RCMP Constable Etsell speaks to tourists leaving the area at a police roadblock on Westside Road south of Fintry, B.C., Thursday, July 23, 2009. THE CANADIAN PRESS/ Yvonne Berg
B.C. police say they take ‘exception’ to conducting roadblocks limiting travel

Asking the police to enforce roadblocks exposes officers to further risk and possible COVID-19 infections, says federation president Brian Sauve

As part of the province’s strategy to combat the opioid overdose crisis, take-home naloxone kits have been distributed throughout the province. (Courtesy of Gaëlle Nicolussi)
Vancouver Island could be at its worst point of overdose crises yet: medical health officer

Island Health issued overdose advisories for Victoria, various communities in the last two weeks

BC Hydro released a survey Thursday, April 22. It found that many British Columbians are unintentionally contributing to climate change with their yard maintenance choices. (Pixabay)
Spend a lot of time doing yard work?
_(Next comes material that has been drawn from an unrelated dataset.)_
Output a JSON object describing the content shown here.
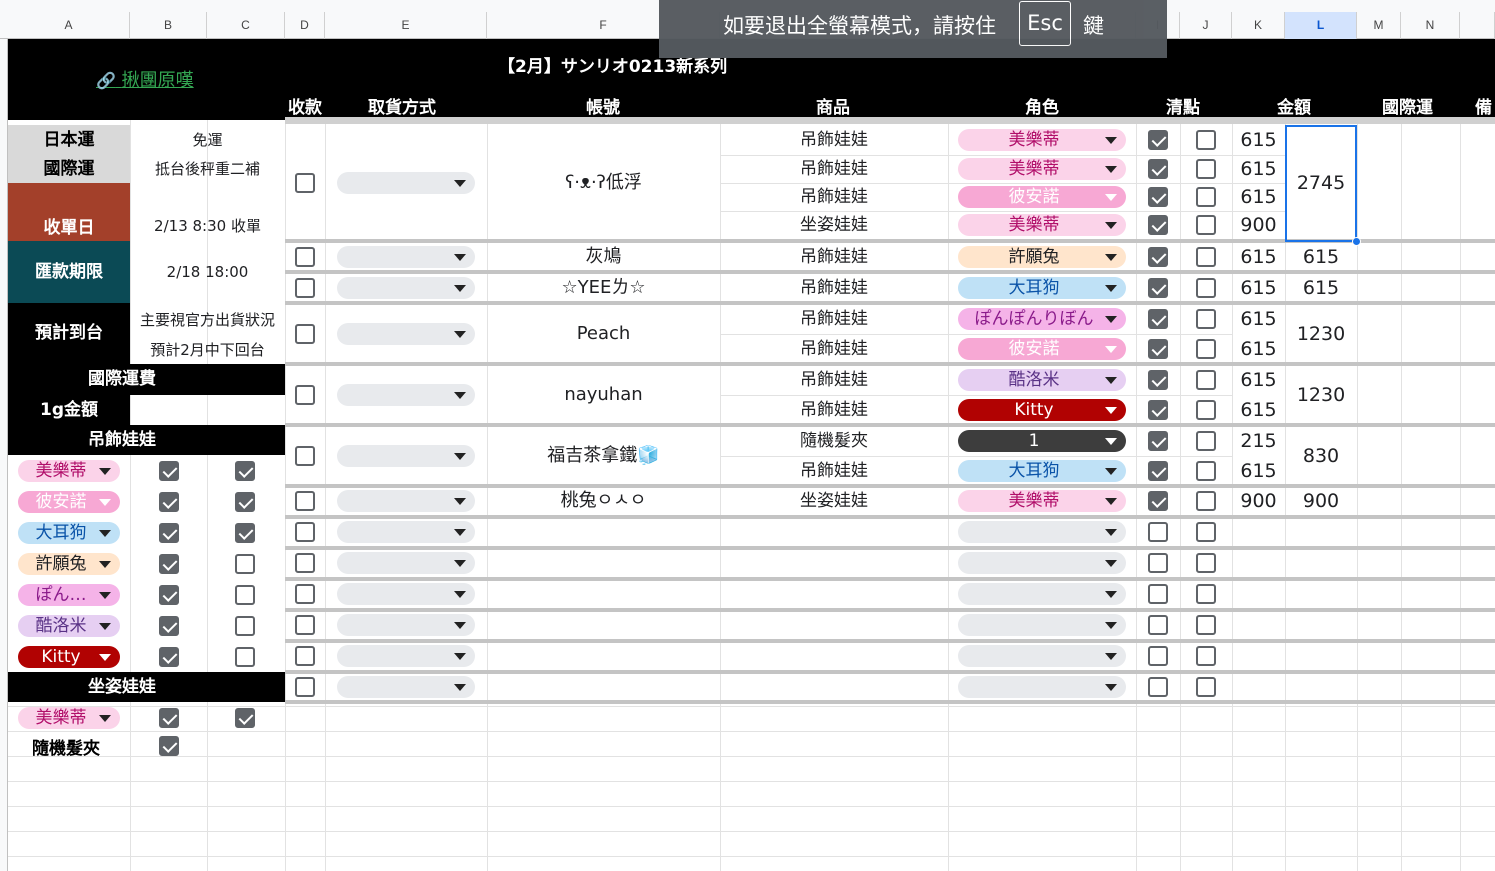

It might be contributing to climate change

Recent BC Hydro survey finds 60% of homeowners still use gas-powered lawnmowers and yard equipment

Journal de Montreal is seen in Montreal, on Thursday, April 22, 2021. The daily newspaper uses a file picture of Prime Minister Justin Trudeau dressed in traditional Indian clothing during his trip to India to illustrate a story on the Indian variant of the coronavirus. Paul Chiasson/The Canadian Press
Montreal newspaper blasted for front-page photo of Trudeau in India

Trudeau is wearing traditional Indian clothes and holding his hands together in prayer beside a caption that reads, ‘The Indian variant has arrived’

Nanaimo RCMP say a man was injured while pouring gunpowder on a backyard fire in Harewood on Wednesday, April 21. (File photo)
Nanaimo man hospitalized after pouring gunpowder onto backyard fire

RCMP investigating explosion in Harewood also came across a still for making alcohol on property

Provincial health officer Dr. Bonnie Henry arrives for briefing on the COVID-19 situation, B.C. legislature, Oct. 26, 2020 (B.C. government)
B.C. sees 1,006 COVID-19 cases Thursday, ‘alarming’ 502 in hospital

Vaccine bookings for people aged 60 and older set to start

Most Read